[Source data — start]

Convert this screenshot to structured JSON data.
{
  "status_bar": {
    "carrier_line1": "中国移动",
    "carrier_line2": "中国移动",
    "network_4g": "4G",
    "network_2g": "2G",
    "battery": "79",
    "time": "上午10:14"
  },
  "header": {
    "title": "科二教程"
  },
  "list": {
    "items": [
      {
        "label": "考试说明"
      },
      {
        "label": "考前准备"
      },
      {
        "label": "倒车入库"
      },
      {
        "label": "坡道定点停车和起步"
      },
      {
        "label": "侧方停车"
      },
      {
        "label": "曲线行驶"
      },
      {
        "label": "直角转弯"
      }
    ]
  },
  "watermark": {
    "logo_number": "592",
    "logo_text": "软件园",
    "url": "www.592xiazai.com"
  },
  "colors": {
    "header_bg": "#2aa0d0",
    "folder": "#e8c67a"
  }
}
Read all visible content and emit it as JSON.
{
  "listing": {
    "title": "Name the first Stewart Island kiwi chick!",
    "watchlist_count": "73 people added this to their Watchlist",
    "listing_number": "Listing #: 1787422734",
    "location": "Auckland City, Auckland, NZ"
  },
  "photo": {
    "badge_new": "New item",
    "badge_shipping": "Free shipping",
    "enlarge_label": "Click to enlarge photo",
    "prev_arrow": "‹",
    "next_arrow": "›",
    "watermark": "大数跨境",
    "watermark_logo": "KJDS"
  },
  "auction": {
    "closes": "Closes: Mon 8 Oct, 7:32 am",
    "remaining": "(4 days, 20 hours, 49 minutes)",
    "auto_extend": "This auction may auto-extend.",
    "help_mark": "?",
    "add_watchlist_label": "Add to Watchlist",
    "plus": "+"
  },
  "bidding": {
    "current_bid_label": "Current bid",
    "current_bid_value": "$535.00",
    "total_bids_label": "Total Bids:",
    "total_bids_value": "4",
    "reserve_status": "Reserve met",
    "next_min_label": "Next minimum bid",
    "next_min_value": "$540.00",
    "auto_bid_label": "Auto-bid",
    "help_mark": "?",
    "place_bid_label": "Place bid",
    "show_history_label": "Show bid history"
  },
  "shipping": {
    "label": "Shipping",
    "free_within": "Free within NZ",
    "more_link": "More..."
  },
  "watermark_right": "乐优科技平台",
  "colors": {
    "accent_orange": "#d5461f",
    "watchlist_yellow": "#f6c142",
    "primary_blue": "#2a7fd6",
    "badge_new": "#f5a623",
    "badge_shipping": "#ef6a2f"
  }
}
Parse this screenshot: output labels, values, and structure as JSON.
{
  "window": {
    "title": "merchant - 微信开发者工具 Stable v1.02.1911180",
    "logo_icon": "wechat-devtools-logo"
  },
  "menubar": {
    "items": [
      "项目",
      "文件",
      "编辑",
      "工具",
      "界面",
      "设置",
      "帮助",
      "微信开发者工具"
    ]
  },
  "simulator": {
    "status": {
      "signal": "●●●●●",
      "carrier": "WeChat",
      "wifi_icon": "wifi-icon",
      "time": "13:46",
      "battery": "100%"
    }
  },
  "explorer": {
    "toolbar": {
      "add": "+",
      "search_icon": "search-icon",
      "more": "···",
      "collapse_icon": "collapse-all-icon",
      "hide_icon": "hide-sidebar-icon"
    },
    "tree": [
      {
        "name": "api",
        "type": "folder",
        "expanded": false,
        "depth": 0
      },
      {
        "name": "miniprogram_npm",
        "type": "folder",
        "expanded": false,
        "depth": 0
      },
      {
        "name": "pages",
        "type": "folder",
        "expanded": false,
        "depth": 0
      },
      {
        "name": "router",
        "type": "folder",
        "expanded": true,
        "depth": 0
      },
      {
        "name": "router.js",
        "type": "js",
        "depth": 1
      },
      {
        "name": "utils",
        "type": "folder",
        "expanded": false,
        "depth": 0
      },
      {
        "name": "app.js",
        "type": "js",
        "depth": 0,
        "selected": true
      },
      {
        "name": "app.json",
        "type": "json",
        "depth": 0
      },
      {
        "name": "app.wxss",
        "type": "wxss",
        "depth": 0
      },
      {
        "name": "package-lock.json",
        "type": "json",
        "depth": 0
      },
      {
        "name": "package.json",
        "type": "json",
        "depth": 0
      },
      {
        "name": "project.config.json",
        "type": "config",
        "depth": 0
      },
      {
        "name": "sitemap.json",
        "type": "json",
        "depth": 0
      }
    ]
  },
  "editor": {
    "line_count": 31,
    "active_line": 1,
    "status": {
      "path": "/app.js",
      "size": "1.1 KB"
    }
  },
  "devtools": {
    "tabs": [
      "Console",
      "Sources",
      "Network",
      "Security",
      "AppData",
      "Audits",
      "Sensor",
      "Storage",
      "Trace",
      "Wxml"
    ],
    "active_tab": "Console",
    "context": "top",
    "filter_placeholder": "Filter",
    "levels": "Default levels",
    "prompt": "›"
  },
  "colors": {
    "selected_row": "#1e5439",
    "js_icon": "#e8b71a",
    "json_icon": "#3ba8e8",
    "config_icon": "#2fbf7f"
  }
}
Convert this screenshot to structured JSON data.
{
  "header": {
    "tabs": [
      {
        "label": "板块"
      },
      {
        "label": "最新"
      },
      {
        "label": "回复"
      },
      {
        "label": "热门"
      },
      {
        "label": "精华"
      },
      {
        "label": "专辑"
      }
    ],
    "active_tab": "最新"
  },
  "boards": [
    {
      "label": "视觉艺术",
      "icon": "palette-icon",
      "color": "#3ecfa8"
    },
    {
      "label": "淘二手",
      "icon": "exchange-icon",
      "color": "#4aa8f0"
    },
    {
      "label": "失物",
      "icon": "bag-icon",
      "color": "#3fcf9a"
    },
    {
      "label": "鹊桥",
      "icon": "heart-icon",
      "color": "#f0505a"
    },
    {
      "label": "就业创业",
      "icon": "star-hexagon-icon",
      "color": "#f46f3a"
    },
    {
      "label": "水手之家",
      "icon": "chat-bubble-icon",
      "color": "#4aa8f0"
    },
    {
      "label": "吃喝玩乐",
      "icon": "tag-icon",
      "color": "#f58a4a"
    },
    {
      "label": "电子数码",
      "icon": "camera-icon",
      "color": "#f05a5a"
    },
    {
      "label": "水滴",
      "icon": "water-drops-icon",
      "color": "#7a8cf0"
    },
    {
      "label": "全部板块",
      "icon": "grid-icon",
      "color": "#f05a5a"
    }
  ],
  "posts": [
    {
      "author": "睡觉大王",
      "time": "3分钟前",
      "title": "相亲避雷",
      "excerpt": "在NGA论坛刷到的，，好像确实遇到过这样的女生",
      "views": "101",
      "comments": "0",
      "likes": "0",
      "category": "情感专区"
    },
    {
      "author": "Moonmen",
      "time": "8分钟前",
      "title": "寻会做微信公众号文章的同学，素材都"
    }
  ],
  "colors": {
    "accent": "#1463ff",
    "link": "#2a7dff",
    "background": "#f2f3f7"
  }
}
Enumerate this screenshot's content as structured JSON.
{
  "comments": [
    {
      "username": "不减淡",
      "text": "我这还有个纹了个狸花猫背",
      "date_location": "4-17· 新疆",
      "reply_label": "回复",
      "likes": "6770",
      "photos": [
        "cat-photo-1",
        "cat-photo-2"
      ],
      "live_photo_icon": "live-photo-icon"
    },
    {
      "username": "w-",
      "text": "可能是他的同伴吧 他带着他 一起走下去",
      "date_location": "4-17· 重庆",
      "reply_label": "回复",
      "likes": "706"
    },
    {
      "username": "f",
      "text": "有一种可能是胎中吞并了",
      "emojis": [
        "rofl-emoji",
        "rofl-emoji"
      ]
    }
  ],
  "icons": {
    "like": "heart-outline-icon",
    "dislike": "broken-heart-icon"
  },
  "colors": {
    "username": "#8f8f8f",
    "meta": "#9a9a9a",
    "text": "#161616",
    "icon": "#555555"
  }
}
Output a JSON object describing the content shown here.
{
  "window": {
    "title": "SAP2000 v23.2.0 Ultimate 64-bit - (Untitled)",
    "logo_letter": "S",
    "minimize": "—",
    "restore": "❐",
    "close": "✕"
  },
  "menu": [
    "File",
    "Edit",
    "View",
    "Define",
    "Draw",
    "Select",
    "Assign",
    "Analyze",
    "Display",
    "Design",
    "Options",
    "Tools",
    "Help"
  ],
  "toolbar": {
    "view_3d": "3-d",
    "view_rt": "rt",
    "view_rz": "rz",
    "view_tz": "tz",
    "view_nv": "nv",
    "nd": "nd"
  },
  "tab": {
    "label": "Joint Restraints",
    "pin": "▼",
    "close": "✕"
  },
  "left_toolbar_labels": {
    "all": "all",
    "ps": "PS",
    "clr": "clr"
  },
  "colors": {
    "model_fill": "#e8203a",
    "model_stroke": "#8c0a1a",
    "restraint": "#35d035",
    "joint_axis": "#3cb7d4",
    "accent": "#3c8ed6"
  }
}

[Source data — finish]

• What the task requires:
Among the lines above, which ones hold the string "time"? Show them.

• Answer to the problem:
    "time": "上午10:14"
      "time": "13:46",
      "time": "3分钟前",
      "time": "8分钟前",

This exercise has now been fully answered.